*What you should do*.
The data below is to be set down exactly.

--------------------------------

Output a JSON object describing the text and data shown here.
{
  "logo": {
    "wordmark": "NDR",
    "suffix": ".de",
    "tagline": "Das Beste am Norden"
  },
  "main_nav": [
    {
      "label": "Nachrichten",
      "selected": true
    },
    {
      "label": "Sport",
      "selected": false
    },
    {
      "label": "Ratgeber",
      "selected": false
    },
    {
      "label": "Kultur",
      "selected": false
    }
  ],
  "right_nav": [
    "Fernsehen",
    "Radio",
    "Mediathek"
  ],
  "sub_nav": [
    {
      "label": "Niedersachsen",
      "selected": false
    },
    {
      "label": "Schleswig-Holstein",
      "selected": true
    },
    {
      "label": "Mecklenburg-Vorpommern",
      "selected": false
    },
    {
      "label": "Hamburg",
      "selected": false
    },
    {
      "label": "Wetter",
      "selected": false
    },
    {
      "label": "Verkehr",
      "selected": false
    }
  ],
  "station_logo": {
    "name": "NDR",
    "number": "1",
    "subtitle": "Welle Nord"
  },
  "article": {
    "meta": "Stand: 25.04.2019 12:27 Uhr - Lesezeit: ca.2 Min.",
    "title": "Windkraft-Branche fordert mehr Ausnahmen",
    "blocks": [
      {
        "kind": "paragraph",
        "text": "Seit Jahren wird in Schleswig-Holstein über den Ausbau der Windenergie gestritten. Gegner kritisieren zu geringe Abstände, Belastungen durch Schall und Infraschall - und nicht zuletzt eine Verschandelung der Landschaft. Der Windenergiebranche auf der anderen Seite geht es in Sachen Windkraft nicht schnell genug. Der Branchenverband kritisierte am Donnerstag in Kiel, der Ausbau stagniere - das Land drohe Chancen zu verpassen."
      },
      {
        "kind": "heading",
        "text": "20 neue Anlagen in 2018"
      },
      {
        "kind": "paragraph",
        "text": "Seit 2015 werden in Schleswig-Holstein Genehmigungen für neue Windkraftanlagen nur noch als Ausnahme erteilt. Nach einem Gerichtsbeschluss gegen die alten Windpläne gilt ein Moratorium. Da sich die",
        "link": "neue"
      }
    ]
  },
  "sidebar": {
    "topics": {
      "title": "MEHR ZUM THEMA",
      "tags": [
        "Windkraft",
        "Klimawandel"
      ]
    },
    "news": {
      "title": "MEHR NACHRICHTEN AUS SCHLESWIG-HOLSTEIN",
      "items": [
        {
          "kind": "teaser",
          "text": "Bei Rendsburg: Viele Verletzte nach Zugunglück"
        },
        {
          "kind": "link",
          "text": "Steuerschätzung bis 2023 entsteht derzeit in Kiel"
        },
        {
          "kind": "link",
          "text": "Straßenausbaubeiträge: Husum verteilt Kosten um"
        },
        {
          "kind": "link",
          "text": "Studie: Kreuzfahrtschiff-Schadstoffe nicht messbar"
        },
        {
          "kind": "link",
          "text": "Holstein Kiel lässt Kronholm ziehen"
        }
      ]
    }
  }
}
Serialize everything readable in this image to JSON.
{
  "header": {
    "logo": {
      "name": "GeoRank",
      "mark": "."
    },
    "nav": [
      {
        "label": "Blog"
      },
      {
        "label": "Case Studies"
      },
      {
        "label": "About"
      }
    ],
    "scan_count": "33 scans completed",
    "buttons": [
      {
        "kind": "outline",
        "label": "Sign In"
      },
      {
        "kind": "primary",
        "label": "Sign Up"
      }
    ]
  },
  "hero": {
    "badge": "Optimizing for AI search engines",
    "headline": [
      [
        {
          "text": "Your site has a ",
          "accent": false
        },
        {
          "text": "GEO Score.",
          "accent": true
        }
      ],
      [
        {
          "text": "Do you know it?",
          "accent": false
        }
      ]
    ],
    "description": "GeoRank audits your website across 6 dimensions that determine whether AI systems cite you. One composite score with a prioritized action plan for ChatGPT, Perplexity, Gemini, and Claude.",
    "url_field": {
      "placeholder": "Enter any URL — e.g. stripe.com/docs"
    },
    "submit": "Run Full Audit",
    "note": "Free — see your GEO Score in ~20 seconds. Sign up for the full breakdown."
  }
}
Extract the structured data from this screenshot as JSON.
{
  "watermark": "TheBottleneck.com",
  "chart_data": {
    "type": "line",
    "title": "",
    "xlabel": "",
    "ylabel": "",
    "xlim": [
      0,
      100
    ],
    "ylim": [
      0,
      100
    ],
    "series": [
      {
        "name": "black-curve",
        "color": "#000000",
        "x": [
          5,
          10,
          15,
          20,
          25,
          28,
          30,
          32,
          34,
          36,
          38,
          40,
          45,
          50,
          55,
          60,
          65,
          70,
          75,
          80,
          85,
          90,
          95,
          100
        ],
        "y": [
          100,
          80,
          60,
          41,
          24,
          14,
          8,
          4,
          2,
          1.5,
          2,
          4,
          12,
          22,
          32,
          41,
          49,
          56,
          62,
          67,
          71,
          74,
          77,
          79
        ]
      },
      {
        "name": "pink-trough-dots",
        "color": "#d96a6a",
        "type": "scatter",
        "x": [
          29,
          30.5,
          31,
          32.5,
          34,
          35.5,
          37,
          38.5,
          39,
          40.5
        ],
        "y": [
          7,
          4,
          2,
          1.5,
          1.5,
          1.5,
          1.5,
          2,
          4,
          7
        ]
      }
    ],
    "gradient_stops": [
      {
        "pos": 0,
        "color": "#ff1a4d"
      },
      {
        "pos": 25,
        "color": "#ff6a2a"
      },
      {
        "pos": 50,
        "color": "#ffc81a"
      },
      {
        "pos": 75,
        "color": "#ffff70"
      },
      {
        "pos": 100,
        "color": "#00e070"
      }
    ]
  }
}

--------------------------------

*Your solution*.
Output a JSON object describing the text and data shown here.
{
  "logo": {
    "wordmark": "NDR",
    "suffix": ".de",
    "tagline": "Das Beste am Norden"
  },
  "main_nav": [
    {
      "label": "Nachrichten",
      "selected": true
    },
    {
      "label": "Sport",
      "selected": false
    },
    {
      "label": "Ratgeber",
      "selected": false
    },
    {
      "label": "Kultur",
      "selected": false
    }
  ],
  "right_nav": [
    "Fernsehen",
    "Radio",
    "Mediathek"
  ],
  "sub_nav": [
    {
      "label": "Niedersachsen",
      "selected": false
    },
    {
      "label": "Schleswig-Holstein",
      "selected": true
    },
    {
      "label": "Mecklenburg-Vorpommern",
      "selected": false
    },
    {
      "label": "Hamburg",
      "selected": false
    },
    {
      "label": "Wetter",
      "selected": false
    },
    {
      "label": "Verkehr",
      "selected": false
    }
  ],
  "station_logo": {
    "name": "NDR",
    "number": "1",
    "subtitle": "Welle Nord"
  },
  "article": {
    "meta": "Stand: 25.04.2019 12:27 Uhr - Lesezeit: ca.2 Min.",
    "title": "Windkraft-Branche fordert mehr Ausnahmen",
    "blocks": [
      {
        "kind": "paragraph",
        "text": "Seit Jahren wird in Schleswig-Holstein über den Ausbau der Windenergie gestritten. Gegner kritisieren zu geringe Abstände, Belastungen durch Schall und Infraschall - und nicht zuletzt eine Verschandelung der Landschaft. Der Windenergiebranche auf der anderen Seite geht es in Sachen Windkraft nicht schnell genug. Der Branchenverband kritisierte am Donnerstag in Kiel, der Ausbau stagniere - das Land drohe Chancen zu verpassen."
      },
      {
        "kind": "heading",
        "text": "20 neue Anlagen in 2018"
      },
      {
        "kind": "paragraph",
        "text": "Seit 2015 werden in Schleswig-Holstein Genehmigungen für neue Windkraftanlagen nur noch als Ausnahme erteilt. Nach einem Gerichtsbeschluss gegen die alten Windpläne gilt ein Moratorium. Da sich die",
        "link": "neue"
      }
    ]
  },
  "sidebar": {
    "topics": {
      "title": "MEHR ZUM THEMA",
      "tags": [
        "Windkraft",
        "Klimawandel"
      ]
    },
    "news": {
      "title": "MEHR NACHRICHTEN AUS SCHLESWIG-HOLSTEIN",
      "items": [
        {
          "kind": "teaser",
          "text": "Bei Rendsburg: Viele Verletzte nach Zugunglück"
        },
        {
          "kind": "link",
          "text": "Steuerschätzung bis 2023 entsteht derzeit in Kiel"
        },
        {
          "kind": "link",
          "text": "Straßenausbaubeiträge: Husum verteilt Kosten um"
        },
        {
          "kind": "link",
          "text": "Studie: Kreuzfahrtschiff-Schadstoffe nicht messbar"
        },
        {
          "kind": "link",
          "text": "Holstein Kiel lässt Kronholm ziehen"
        }
      ]
    }
  }
}
Serialize everything readable in this image to JSON.
{
  "header": {
    "logo": {
      "name": "GeoRank",
      "mark": "."
    },
    "nav": [
      {
        "label": "Blog"
      },
      {
        "label": "Case Studies"
      },
      {
        "label": "About"
      }
    ],
    "scan_count": "33 scans completed",
    "buttons": [
      {
        "kind": "outline",
        "label": "Sign In"
      },
      {
        "kind": "primary",
        "label": "Sign Up"
      }
    ]
  },
  "hero": {
    "badge": "Optimizing for AI search engines",
    "headline": [
      [
        {
          "text": "Your site has a ",
          "accent": false
        },
        {
          "text": "GEO Score.",
          "accent": true
        }
      ],
      [
        {
          "text": "Do you know it?",
          "accent": false
        }
      ]
    ],
    "description": "GeoRank audits your website across 6 dimensions that determine whether AI systems cite you. One composite score with a prioritized action plan for ChatGPT, Perplexity, Gemini, and Claude.",
    "url_field": {
      "placeholder": "Enter any URL — e.g. stripe.com/docs"
    },
    "submit": "Run Full Audit",
    "note": "Free — see your GEO Score in ~20 seconds. Sign up for the full breakdown."
  }
}
Extract the structured data from this screenshot as JSON.
{
  "watermark": "TheBottleneck.com",
  "chart_data": {
    "type": "line",
    "title": "",
    "xlabel": "",
    "ylabel": "",
    "xlim": [
      0,
      100
    ],
    "ylim": [
      0,
      100
    ],
    "series": [
      {
        "name": "black-curve",
        "color": "#000000",
        "x": [
          5,
          10,
          15,
          20,
          25,
          28,
          30,
          32,
          34,
          36,
          38,
          40,
          45,
          50,
          55,
          60,
          65,
          70,
          75,
          80,
          85,
          90,
          95,
          100
        ],
        "y": [
          100,
          80,
          60,
          41,
          24,
          14,
          8,
          4,
          2,
          1.5,
          2,
          4,
          12,
          22,
          32,
          41,
          49,
          56,
          62,
          67,
          71,
          74,
          77,
          79
        ]
      },
      {
        "name": "pink-trough-dots",
        "color": "#d96a6a",
        "type": "scatter",
        "x": [
          29,
          30.5,
          31,
          32.5,
          34,
          35.5,
          37,
          38.5,
          39,
          40.5
        ],
        "y": [
          7,
          4,
          2,
          1.5,
          1.5,
          1.5,
          1.5,
          2,
          4,
          7
        ]
      }
    ],
    "gradient_stops": [
      {
        "pos": 0,
        "color": "#ff1a4d"
      },
      {
        "pos": 25,
        "color": "#ff6a2a"
      },
      {
        "pos": 50,
        "color": "#ffc81a"
      },
      {
        "pos": 75,
        "color": "#ffff70"
      },
      {
        "pos": 100,
        "color": "#00e070"
      }
    ]
  }
}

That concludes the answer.